Thursday, November 27, 2014

Pungo Pots

One of our favorite anchorages on the ICW is after the Pungo River on the South end at STM 127.4. We were there on our first trip south from NY. It’s a quiet spot with relatively deep water and room for many boats. It’s not the most protected spot but if it’s not blowing stink it’s OK. We like it because it’s quiet. There may be a few yahoos shooting the bark off of trees and the occasional dog barking but for the most part it’s just you and the fish.

After our adventure with “Snakes on a Chain” at the north end of the river, Deb was determined not to anchor there again so we were pretty excited to pull off the waterway and spend a peaceful night in a favored spot. We came out of the river and glanced to the north towards our refuge. Pots! Crab Pots! Hundreds of crab pots littered the area as far as the eye could see. Our hearts sank and for once I was the calm one while Deb swore like a sailor. It was late in the day and we were tired. We had motored to  the point where we would turn into the anchorage and I said, “Let’s go in and look around.” Deb said, “It’s full of F@#&ing pots!! They are everywhere!” You wouldn't believe the field of pots we saw. We were ready to give up and just find a spot off channel for the night but I thought why not give it a shot.

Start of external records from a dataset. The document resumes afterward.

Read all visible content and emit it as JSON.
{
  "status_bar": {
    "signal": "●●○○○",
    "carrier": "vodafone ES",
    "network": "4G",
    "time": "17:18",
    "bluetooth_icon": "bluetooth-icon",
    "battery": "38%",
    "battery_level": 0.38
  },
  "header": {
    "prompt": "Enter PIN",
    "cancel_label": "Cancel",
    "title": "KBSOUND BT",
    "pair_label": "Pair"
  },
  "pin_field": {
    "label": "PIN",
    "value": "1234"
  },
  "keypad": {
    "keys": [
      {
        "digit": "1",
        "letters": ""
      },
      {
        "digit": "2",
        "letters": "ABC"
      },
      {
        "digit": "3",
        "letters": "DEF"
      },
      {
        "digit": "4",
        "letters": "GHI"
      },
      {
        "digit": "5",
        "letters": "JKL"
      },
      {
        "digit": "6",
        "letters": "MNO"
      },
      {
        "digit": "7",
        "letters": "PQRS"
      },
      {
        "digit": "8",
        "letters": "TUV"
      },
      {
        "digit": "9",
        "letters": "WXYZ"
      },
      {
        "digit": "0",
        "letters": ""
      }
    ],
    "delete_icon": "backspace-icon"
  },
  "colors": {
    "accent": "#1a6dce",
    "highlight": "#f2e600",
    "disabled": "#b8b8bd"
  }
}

We bobbed. We weaved. We worked our way toward a spot that looked good while watching the depth sounder. The target area showed promise. It looked full of pots but as we got closer a clear spot opened up for us right in the middle of a small cove surrounded by pine trees. Yes! We tucked in and dropped the hook in mud and settled in for the night. What are the odds that the very spot that was most protected was empty of pots?

After a night with dead bugs staining the deck and motoring in fog, this was a pleasant ending to a long day. I slept like a teenager after his first pot party and snack run.

It’s amazing how time on the water has reduced our anxiety over some things like crab pots. Well, for me anyway. When we first started out I was freaking out over all the damn pots everywhere. They used to drive me nuts because everywhere we wanted to anchor or sail there were pots to dodge. I know some of you folks reading at the time were like, chill dude!

I still want to avoid them and snagging one means I have to get in the water with a knife, which would probably lead to being in the water with blood. Being in the water with blood usually means you will have company. I like to swim alone thank you. 

Now I see pots as a sign of shallow water. They keep you honest on the ICW. There were a few times I was almost out of the channel on a turn, but the pots kept me in deep water. We have even anchored with pots all around us, which I really do not like but hey, we all have rights to the water. I remember one crabber getting all pissed off one morning because a sailboat next to us literally backed up over his marker. He was shouting some unintelligible nonsense about keeping the hell away from his pots. I couldn't help but laugh. I saluted him with my coffee mug. How’s it feel asshole. 

Recently in Florida I got all worked up about dodging a pot in mid channel. “Bastards can’t be laying pots here!!” Turns out I was avoiding a coconut.

Life out here sure is amusing and amazing. We continue to gain experience and learn something new with every day. We are now suffering anxiety over the upcoming crossing of the Gulf Stream. I'm sure we will over plan and lose sleep over it until we actually do it. Next year at this time we will be giving advice on how to, or how not to do it. Until then we have projects to complete and some quirky technical issues to solve. 


1 comment:

  1. No anxiety necessary. Just pick a good weather window and you'll be fine. Hopefully we can buddy boat.

    S/V Kintala